- Required work -
Could you show each line of the records that contains the word "POLKADOT"?

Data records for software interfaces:
________________________________________

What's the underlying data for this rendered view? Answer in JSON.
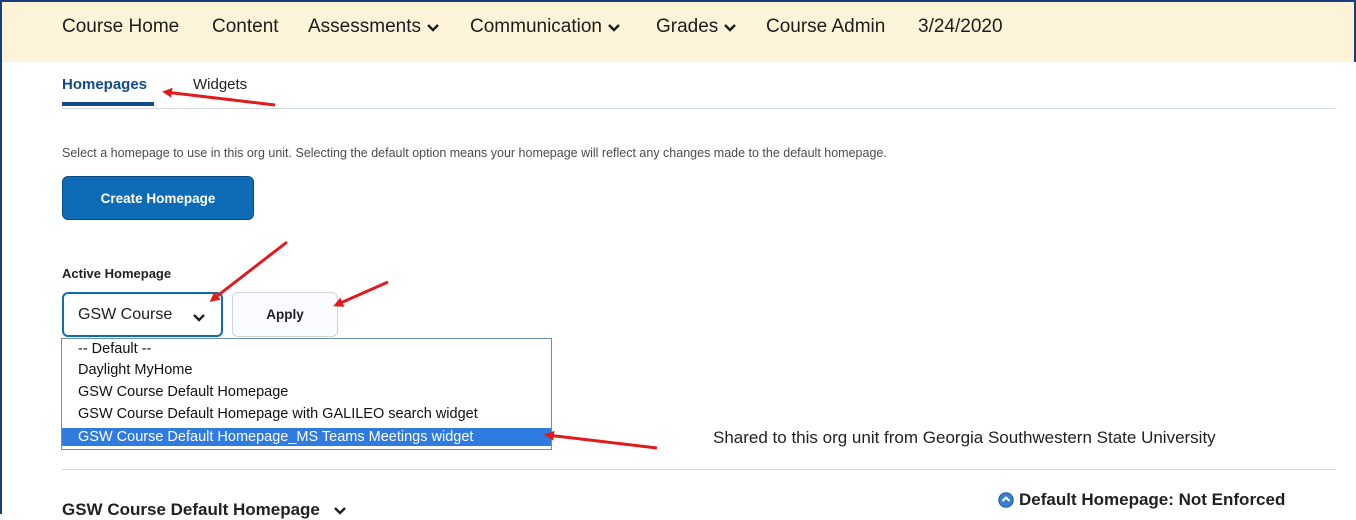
{
  "nav": {
    "items": [
      {
        "label": "Course Home"
      },
      {
        "label": "Content"
      },
      {
        "label": "Assessments"
      },
      {
        "label": "Communication"
      },
      {
        "label": "Grades"
      },
      {
        "label": "Course Admin"
      },
      {
        "label": "3/24/2020"
      }
    ]
  },
  "tabs": [
    {
      "label": "Homepages",
      "active": true
    },
    {
      "label": "Widgets",
      "active": false
    }
  ],
  "description": "Select a homepage to use in this org unit. Selecting the default option means your homepage will reflect any changes made to the default homepage.",
  "create_button": "Create Homepage",
  "active_homepage": {
    "label": "Active Homepage",
    "selected_value": "GSW Course",
    "apply_label": "Apply",
    "options": [
      "-- Default --",
      "Daylight MyHome",
      "GSW Course Default Homepage",
      "GSW Course Default Homepage with GALILEO search widget",
      "GSW Course Default Homepage_MS Teams Meetings widget"
    ],
    "highlighted_option_index": 4
  },
  "shared_text": "Shared to this org unit from Georgia Southwestern State University",
  "homepage_section": {
    "title": "GSW Course Default Homepage",
    "status": "Default Homepage: Not Enforced"
  },
  "colors": {
    "nav_bg": "#fdf3d8",
    "accent": "#0e6bb5",
    "tab_active": "#124a8a",
    "selected_option": "#2f7be0",
    "annotation_arrow": "#e01b1b"
  }
}
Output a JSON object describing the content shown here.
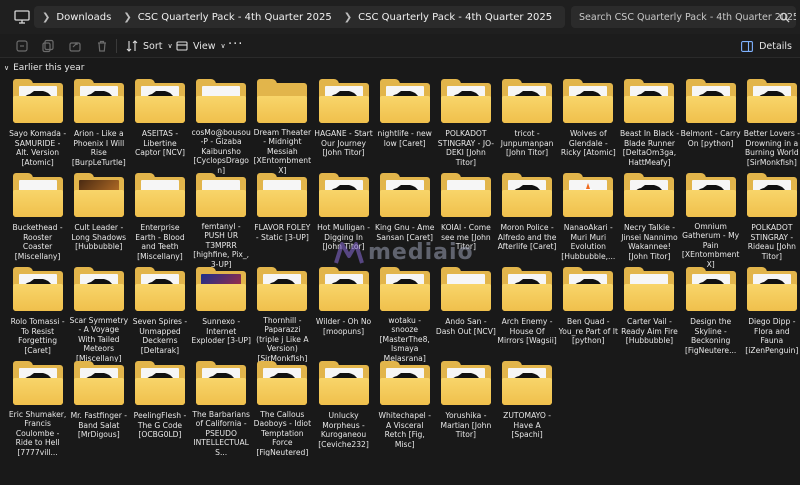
{
  "address": {
    "crumbs": [
      "Downloads",
      "CSC Quarterly Pack - 4th Quarter 2025",
      "CSC Quarterly Pack - 4th Quarter 2025"
    ]
  },
  "search": {
    "placeholder": "Search CSC Quarterly Pack - 4th Quarter 2025"
  },
  "toolbar": {
    "sort_label": "Sort",
    "view_label": "View",
    "more_label": "···",
    "details_label": "Details"
  },
  "group": {
    "label": "Earlier this year"
  },
  "watermark": "mediaio",
  "items": [
    {
      "name": "Sayo Komada - SAMURIDE - Alt. Version [Atomic]",
      "thumb": "car"
    },
    {
      "name": "Arion - Like a Phoenix I Will Rise [BurpLeTurtle]",
      "thumb": "car"
    },
    {
      "name": "ASEITAS - Libertine Captor [NCV]",
      "thumb": "car"
    },
    {
      "name": "cosMo@bousou-P - Gizaba Kaibunsho [CyclopsDragon]",
      "thumb": "blank"
    },
    {
      "name": "Dream Theater - Midnight Messiah [XEntombmentX]",
      "thumb": "plain"
    },
    {
      "name": "HAGANE - Start Our Journey [John Titor]",
      "thumb": "car"
    },
    {
      "name": "nightlife - new low [Caret]",
      "thumb": "car"
    },
    {
      "name": "POLKADOT STINGRAY - JO-DEKI [John Titor]",
      "thumb": "car"
    },
    {
      "name": "tricot - Junpumanpan [John Titor]",
      "thumb": "car"
    },
    {
      "name": "Wolves of Glendale - Ricky [Atomic]",
      "thumb": "car"
    },
    {
      "name": "Beast In Black - Blade Runner [DeltaOm3ga, HattMeafy]",
      "thumb": "car"
    },
    {
      "name": "Belmont - Carry On [python]",
      "thumb": "car"
    },
    {
      "name": "Better Lovers - Drowning in a Burning World [SirMonkfish]",
      "thumb": "car"
    },
    {
      "name": "Buckethead - Rooster Coaster [Miscellany]",
      "thumb": "blank"
    },
    {
      "name": "Cult Leader - Long Shadows [Hubbubble]",
      "thumb": "art-brown"
    },
    {
      "name": "Enterprise Earth - Blood and Teeth [Miscellany]",
      "thumb": "blank"
    },
    {
      "name": "femtanyl - PUSH UR T3MPRR [highfine, Pix_, 3-UP]",
      "thumb": "blank"
    },
    {
      "name": "FLAVOR FOLEY - Static [3-UP]",
      "thumb": "blank"
    },
    {
      "name": "Hot Mulligan - Digging In [John Titor]",
      "thumb": "car"
    },
    {
      "name": "King Gnu - Ame Sansan [Caret]",
      "thumb": "car"
    },
    {
      "name": "KOIAI - Come see me [John Titor]",
      "thumb": "blank"
    },
    {
      "name": "Moron Police - Alfredo and the Afterlife [Caret]",
      "thumb": "car"
    },
    {
      "name": "NanaoAkari - Muri Muri Evolution [Hubbubble,...",
      "thumb": "cone"
    },
    {
      "name": "Necry Talkie - Jinsei Nannimo Wakannee! [John Titor]",
      "thumb": "car"
    },
    {
      "name": "Omnium Gatherum - My Pain [XEntombmentX]",
      "thumb": "car"
    },
    {
      "name": "POLKADOT STINGRAY - Rideau [John Titor]",
      "thumb": "car"
    },
    {
      "name": "Rolo Tomassi - To Resist Forgetting [Caret]",
      "thumb": "car"
    },
    {
      "name": "Scar Symmetry - A Voyage With Tailed Meteors [Miscellany]",
      "thumb": "car"
    },
    {
      "name": "Seven Spires - Unmapped Deckerns [Deltarak]",
      "thumb": "car"
    },
    {
      "name": "Sunnexo - Internet Exploder [3-UP]",
      "thumb": "art-blue"
    },
    {
      "name": "Thornhill - Paparazzi (triple j Like A Version) [SirMonkfish]",
      "thumb": "car"
    },
    {
      "name": "Wilder - Oh No [moopuns]",
      "thumb": "car"
    },
    {
      "name": "wotaku - snooze [MasterThe8, Ismaya Melasrana]",
      "thumb": "car"
    },
    {
      "name": "Ando San - Dash Out [NCV]",
      "thumb": "blank"
    },
    {
      "name": "Arch Enemy - House Of Mirrors [Wagsii]",
      "thumb": "car"
    },
    {
      "name": "Ben Quad - You_re Part of It [python]",
      "thumb": "car"
    },
    {
      "name": "Carter Vail - Ready Aim Fire [Hubbubble]",
      "thumb": "blank"
    },
    {
      "name": "Design the Skyline - Beckoning [FigNeutere...",
      "thumb": "car"
    },
    {
      "name": "Diego Dipp - Flora and Fauna [iZenPenguin]",
      "thumb": "car"
    },
    {
      "name": "Eric Shumaker, Francis Coulombe - Ride to Hell [7777vill...",
      "thumb": "car"
    },
    {
      "name": "Mr. Fastfinger - Band Salat [MrDigous]",
      "thumb": "car"
    },
    {
      "name": "PeelingFlesh - The G Code [OCBG0LD]",
      "thumb": "car"
    },
    {
      "name": "The Barbarians of California - PSEUDO INTELLECTUALS...",
      "thumb": "car"
    },
    {
      "name": "The Callous Daoboys - Idiot Temptation Force [FigNeutered]",
      "thumb": "car"
    },
    {
      "name": "Unlucky Morpheus - Kuroganeou [Ceviche232]",
      "thumb": "car"
    },
    {
      "name": "Whitechapel - A Visceral Retch [Fig, Misc]",
      "thumb": "car"
    },
    {
      "name": "Yorushika - Martian [John Titor]",
      "thumb": "car"
    },
    {
      "name": "ZUTOMAYO - Have A [Spachi]",
      "thumb": "car"
    }
  ]
}
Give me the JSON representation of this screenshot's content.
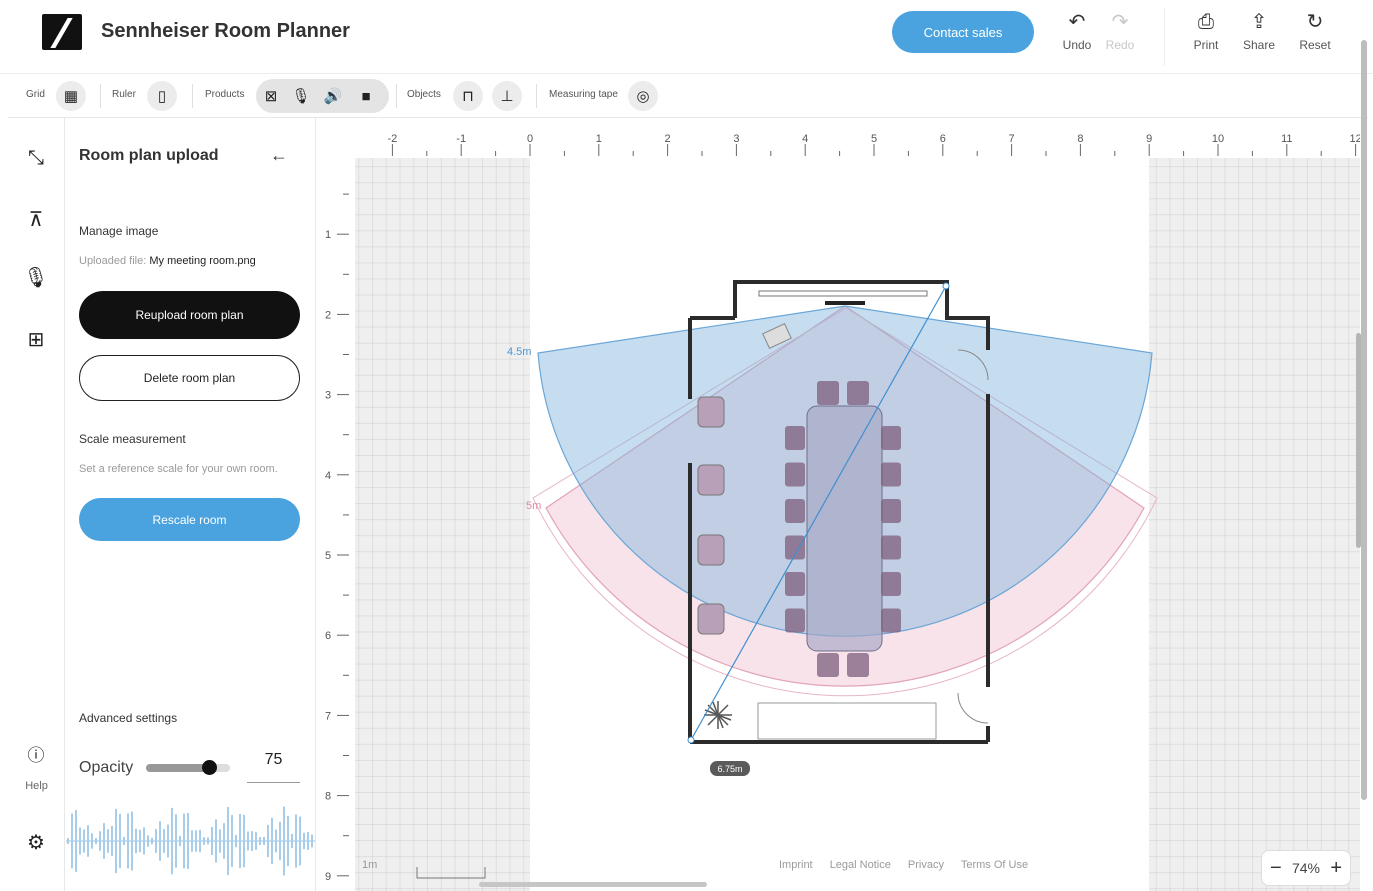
{
  "app": {
    "title": "Sennheiser Room Planner"
  },
  "header": {
    "contact_label": "Contact sales",
    "undo_label": "Undo",
    "redo_label": "Redo",
    "print_label": "Print",
    "share_label": "Share",
    "reset_label": "Reset"
  },
  "toolbar": {
    "grid_label": "Grid",
    "ruler_label": "Ruler",
    "products_label": "Products",
    "objects_label": "Objects",
    "measuring_label": "Measuring tape"
  },
  "rail": {
    "help_label": "Help"
  },
  "panel": {
    "title": "Room plan upload",
    "manage_label": "Manage image",
    "uploaded_prefix": "Uploaded file:",
    "uploaded_file": "My meeting room.png",
    "reupload_label": "Reupload room plan",
    "delete_label": "Delete room plan",
    "scale_label": "Scale measurement",
    "scale_hint": "Set a reference scale for your own room.",
    "rescale_label": "Rescale room",
    "advanced_label": "Advanced settings",
    "opacity_label": "Opacity",
    "opacity_value": "75",
    "opacity_fraction": 0.75
  },
  "canvas": {
    "ruler_x": [
      "-2",
      "-1",
      "0",
      "1",
      "2",
      "3",
      "4",
      "5",
      "6",
      "7",
      "8",
      "9",
      "10",
      "11",
      "12"
    ],
    "ruler_y": [
      "1",
      "2",
      "3",
      "4",
      "5",
      "6",
      "7",
      "8",
      "9"
    ],
    "coverage_blue_label": "4.5m",
    "coverage_pink_label": "5m",
    "measure_label": "6.75m",
    "scale_label": "1m",
    "zoom_label": "74%"
  },
  "footer": {
    "links": [
      "Imprint",
      "Legal Notice",
      "Privacy",
      "Terms Of Use"
    ]
  },
  "colors": {
    "accent": "#4aa3df",
    "coverage_blue": "#7fb3dc",
    "coverage_pink": "#e3a3b7",
    "wall": "#2b2b2b"
  }
}
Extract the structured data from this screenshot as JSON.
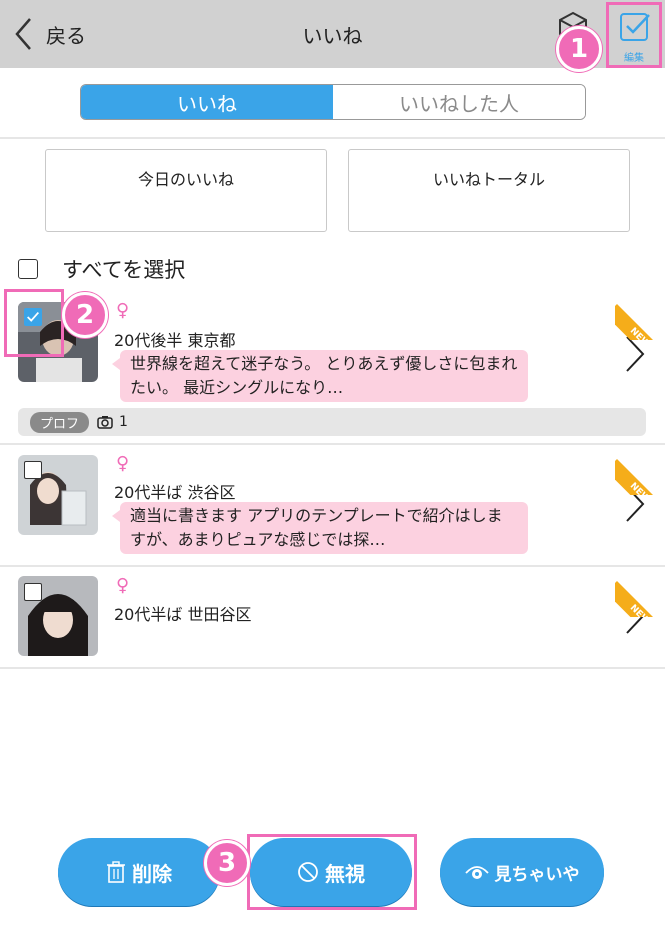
{
  "header": {
    "back_label": "戻る",
    "title": "いいね",
    "edit_label": "編集"
  },
  "tabs": [
    {
      "label": "いいね",
      "active": true
    },
    {
      "label": "いいねした人",
      "active": false
    }
  ],
  "cards": [
    {
      "label": "今日のいいね"
    },
    {
      "label": "いいねトータル"
    }
  ],
  "select_all": {
    "label": "すべてを選択",
    "checked": false
  },
  "users": [
    {
      "gender": "♀",
      "meta": "20代後半 東京都",
      "message": "世界線を超えて迷子なう。 とりあえず優しさに包まれたい。 最近シングルになり…",
      "checked": true,
      "is_new": true,
      "new_label": "NEW",
      "profile_label": "プロフ",
      "photo_count": "1"
    },
    {
      "gender": "♀",
      "meta": "20代半ば 渋谷区",
      "message": "適当に書きます アプリのテンプレートで紹介はしますが、あまりピュアな感じでは探…",
      "checked": false,
      "is_new": true,
      "new_label": "NEW"
    },
    {
      "gender": "♀",
      "meta": "20代半ば 世田谷区",
      "checked": false,
      "is_new": true,
      "new_label": "NEW"
    }
  ],
  "step_badges": [
    "1",
    "2",
    "3"
  ],
  "actions": {
    "delete_label": "削除",
    "ignore_label": "無視",
    "seen_label": "見ちゃいや"
  },
  "colors": {
    "accent": "#3aa4e8",
    "highlight": "#f06bb7",
    "bubble": "#fcd1e0",
    "new_ribbon": "#f5ad1a",
    "header_bg": "#d1d1d1"
  }
}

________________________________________

- Exercise result -
      "name": "POLKADOT STINGRAY - JO-DEKI [John Titor]",
      "name": "POLKADOT STINGRAY - Rideau [John Titor]",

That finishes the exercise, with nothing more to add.